Extracted records
——————————

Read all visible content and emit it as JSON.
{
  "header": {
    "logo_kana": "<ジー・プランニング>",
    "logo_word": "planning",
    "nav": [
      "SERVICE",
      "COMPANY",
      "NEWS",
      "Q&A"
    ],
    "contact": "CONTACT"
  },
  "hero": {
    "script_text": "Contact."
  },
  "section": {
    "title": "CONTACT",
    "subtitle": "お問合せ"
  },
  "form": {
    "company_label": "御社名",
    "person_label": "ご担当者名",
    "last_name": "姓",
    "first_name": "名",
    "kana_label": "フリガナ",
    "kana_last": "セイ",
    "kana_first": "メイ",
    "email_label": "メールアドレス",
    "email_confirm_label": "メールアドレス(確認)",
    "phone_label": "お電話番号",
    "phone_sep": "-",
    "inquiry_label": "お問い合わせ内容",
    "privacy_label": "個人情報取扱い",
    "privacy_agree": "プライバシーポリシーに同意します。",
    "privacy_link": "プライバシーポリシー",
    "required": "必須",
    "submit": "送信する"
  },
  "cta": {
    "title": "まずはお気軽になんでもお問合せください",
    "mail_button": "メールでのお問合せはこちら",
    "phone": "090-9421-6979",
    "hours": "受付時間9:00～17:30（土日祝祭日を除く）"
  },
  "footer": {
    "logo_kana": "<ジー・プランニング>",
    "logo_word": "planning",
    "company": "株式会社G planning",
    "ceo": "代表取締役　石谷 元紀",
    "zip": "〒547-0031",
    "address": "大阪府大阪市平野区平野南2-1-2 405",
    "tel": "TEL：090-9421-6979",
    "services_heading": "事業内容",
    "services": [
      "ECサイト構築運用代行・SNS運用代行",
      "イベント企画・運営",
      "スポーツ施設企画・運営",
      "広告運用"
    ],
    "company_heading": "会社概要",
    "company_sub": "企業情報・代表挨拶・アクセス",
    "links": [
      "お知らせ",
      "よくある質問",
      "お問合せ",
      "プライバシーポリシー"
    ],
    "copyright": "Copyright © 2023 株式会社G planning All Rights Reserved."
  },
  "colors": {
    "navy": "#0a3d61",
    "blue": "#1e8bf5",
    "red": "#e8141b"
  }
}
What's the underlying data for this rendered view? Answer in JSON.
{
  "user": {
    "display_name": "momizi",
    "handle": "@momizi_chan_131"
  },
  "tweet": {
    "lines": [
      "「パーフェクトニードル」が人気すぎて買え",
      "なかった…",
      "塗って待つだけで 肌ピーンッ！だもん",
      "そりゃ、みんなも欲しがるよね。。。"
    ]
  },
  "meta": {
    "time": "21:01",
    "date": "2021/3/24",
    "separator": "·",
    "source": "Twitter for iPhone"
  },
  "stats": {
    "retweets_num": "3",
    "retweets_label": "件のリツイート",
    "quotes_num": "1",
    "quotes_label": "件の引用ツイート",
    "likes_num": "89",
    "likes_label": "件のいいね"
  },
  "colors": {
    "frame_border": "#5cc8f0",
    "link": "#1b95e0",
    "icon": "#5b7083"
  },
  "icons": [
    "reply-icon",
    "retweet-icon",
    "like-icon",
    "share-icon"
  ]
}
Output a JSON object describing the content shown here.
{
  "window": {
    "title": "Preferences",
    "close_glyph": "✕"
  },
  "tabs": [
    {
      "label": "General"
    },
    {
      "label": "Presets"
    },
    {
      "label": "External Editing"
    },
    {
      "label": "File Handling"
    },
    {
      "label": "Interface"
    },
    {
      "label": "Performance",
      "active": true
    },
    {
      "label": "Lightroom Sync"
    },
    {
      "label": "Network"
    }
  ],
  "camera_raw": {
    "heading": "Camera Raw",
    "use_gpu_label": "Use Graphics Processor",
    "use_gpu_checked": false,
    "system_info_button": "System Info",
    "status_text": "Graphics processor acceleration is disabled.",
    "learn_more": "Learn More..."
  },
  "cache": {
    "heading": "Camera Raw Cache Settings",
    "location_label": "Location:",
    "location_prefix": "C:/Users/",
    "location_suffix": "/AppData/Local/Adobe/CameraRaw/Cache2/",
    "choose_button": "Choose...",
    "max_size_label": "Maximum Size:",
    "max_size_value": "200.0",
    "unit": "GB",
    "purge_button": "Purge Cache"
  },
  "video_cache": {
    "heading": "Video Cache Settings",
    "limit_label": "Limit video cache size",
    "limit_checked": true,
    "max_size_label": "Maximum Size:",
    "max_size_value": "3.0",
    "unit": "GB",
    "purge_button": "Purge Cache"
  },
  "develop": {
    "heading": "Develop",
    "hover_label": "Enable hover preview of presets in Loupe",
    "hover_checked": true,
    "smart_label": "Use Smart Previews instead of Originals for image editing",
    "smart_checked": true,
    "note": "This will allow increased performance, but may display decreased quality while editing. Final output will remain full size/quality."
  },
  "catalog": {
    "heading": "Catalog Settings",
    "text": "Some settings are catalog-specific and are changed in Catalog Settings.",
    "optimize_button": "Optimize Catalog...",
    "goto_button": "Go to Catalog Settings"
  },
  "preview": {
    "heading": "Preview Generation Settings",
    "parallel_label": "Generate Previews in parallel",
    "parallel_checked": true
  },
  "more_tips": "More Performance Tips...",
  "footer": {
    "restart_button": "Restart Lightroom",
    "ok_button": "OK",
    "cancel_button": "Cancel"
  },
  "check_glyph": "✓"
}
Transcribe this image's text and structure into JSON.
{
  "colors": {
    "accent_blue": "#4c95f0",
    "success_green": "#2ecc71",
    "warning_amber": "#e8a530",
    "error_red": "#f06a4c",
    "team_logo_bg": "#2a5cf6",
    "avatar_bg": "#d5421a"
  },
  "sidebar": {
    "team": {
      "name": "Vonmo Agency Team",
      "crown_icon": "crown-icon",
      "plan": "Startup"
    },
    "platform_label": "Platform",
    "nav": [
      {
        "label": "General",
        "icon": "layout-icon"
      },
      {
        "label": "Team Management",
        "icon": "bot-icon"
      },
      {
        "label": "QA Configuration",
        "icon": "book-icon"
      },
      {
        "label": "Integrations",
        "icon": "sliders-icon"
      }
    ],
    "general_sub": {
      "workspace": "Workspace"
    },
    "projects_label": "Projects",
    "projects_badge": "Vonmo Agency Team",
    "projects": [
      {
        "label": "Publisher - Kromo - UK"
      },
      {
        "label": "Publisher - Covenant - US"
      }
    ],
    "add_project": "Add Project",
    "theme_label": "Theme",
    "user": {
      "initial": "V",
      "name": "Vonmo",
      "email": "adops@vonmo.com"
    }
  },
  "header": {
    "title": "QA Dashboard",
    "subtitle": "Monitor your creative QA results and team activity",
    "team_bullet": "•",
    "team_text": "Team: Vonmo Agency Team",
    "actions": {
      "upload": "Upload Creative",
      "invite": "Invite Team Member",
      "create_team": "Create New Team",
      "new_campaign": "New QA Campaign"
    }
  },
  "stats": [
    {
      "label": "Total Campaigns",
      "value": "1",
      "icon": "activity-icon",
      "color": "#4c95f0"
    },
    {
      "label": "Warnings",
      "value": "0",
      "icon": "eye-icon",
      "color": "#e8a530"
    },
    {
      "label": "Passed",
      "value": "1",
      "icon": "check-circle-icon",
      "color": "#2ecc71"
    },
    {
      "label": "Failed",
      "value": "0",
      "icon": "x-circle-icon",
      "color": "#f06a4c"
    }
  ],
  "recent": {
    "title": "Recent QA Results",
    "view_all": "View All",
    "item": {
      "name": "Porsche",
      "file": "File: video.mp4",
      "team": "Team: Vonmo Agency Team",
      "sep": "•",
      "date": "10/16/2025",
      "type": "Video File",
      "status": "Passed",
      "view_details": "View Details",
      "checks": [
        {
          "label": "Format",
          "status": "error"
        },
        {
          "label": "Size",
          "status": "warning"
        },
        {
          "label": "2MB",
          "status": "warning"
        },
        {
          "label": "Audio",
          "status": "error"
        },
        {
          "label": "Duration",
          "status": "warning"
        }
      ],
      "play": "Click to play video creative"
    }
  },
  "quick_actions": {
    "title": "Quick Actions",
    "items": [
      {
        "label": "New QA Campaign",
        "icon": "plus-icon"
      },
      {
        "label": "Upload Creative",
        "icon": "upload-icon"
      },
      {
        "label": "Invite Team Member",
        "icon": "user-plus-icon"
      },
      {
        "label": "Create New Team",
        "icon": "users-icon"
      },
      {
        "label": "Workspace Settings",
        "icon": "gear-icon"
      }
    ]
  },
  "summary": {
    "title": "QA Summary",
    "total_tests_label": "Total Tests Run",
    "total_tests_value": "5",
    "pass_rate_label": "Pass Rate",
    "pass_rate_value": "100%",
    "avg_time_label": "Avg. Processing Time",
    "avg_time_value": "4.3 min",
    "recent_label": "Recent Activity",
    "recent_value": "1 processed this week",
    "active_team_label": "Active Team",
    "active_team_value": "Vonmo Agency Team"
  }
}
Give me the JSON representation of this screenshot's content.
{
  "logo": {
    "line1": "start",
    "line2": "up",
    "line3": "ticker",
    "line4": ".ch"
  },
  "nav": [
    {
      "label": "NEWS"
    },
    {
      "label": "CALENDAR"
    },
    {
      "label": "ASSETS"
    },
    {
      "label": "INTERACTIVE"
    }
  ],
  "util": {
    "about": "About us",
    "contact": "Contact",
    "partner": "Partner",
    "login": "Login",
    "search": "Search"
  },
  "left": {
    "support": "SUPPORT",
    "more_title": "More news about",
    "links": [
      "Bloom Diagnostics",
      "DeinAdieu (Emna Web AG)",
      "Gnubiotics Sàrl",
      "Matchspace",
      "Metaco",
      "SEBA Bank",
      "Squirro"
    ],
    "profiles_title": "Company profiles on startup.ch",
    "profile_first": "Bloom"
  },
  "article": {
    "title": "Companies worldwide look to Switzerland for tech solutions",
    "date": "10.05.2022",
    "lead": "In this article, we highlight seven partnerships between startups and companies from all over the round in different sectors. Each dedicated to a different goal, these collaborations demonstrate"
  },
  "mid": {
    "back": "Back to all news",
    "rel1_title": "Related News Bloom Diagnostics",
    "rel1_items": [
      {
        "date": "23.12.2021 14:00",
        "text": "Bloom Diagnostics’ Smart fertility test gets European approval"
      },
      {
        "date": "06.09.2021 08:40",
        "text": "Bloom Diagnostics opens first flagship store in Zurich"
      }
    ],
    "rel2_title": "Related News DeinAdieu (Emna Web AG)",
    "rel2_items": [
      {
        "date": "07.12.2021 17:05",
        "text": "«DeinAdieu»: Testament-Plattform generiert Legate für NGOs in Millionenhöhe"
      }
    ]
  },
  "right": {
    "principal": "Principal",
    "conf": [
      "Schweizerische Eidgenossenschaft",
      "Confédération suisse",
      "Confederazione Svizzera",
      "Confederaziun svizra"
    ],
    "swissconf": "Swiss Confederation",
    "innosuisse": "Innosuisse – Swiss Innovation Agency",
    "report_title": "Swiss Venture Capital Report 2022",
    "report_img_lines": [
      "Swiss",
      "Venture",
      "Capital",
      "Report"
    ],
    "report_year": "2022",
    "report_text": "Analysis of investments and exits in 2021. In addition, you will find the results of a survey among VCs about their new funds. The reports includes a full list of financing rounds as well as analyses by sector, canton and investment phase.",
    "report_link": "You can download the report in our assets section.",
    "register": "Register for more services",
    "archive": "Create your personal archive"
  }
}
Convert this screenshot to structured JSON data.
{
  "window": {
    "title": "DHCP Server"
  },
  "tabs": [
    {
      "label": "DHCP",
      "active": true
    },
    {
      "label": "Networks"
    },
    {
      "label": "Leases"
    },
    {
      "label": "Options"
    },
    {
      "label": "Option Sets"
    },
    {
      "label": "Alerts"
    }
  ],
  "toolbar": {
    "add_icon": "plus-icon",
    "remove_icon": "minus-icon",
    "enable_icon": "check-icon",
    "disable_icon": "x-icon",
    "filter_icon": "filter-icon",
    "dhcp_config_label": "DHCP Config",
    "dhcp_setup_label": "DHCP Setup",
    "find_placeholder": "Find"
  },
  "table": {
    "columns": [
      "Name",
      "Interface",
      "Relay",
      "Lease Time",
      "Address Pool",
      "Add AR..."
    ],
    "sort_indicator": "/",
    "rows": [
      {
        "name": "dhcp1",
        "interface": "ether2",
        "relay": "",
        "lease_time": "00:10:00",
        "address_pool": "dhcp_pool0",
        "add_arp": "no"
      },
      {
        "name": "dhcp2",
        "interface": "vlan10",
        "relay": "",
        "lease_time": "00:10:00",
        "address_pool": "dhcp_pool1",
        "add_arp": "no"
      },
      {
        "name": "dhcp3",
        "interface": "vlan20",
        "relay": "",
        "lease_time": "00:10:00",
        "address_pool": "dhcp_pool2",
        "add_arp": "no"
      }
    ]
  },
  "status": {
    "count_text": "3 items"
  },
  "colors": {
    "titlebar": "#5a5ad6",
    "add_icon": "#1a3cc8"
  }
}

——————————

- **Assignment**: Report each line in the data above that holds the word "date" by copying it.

- **Solution to this task**:
    "date": "2021/3/24",
      "date": "10/16/2025",
    "date": "10.05.2022",
        "date": "23.12.2021 14:00",
        "date": "06.09.2021 08:40",
        "date": "07.12.2021 17:05",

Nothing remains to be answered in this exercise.